[Dataset items]
■ ■ ■ ■ ■
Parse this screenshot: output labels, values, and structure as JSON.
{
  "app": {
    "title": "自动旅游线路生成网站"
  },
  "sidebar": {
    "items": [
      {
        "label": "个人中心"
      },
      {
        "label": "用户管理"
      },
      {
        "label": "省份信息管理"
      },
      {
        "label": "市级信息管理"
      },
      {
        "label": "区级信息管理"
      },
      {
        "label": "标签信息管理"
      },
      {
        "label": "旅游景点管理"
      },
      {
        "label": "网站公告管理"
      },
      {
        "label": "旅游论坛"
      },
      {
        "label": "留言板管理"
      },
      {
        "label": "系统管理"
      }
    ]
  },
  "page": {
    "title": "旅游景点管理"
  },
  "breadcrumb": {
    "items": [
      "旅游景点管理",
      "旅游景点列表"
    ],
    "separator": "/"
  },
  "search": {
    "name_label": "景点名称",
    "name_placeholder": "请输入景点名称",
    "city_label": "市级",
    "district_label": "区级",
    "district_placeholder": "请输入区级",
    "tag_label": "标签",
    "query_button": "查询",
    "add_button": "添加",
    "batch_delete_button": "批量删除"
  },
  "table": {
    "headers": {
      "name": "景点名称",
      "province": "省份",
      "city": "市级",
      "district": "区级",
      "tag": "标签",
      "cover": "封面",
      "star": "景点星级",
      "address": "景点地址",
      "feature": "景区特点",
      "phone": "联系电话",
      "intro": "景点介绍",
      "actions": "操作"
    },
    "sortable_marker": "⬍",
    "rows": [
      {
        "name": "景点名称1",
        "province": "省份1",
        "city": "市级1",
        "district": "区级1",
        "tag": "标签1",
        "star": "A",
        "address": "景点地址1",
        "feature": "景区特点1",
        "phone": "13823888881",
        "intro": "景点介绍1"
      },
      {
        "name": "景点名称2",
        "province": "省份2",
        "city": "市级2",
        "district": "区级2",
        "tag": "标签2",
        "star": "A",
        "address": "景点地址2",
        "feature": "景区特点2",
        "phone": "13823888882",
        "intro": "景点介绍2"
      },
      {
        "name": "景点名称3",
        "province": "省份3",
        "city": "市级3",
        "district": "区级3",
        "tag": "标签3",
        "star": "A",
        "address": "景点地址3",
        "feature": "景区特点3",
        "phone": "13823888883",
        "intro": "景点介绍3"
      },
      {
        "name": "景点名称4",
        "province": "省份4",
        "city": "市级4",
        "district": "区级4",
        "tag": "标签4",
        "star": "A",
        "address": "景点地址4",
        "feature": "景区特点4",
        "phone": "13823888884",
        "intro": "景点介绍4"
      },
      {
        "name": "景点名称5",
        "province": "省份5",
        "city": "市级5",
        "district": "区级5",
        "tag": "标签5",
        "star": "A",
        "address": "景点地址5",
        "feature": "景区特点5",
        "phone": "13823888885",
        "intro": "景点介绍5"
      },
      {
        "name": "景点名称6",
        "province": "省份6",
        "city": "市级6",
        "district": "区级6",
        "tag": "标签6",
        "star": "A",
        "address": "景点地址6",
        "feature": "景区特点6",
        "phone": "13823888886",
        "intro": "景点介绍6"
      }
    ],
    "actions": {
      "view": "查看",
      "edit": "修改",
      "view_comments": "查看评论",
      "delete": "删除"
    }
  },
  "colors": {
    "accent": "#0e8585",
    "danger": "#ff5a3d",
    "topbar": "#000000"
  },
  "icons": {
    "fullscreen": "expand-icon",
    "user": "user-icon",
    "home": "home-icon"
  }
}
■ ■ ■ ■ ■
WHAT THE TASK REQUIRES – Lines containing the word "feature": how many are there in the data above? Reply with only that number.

EXERCISE RESPONSE – 7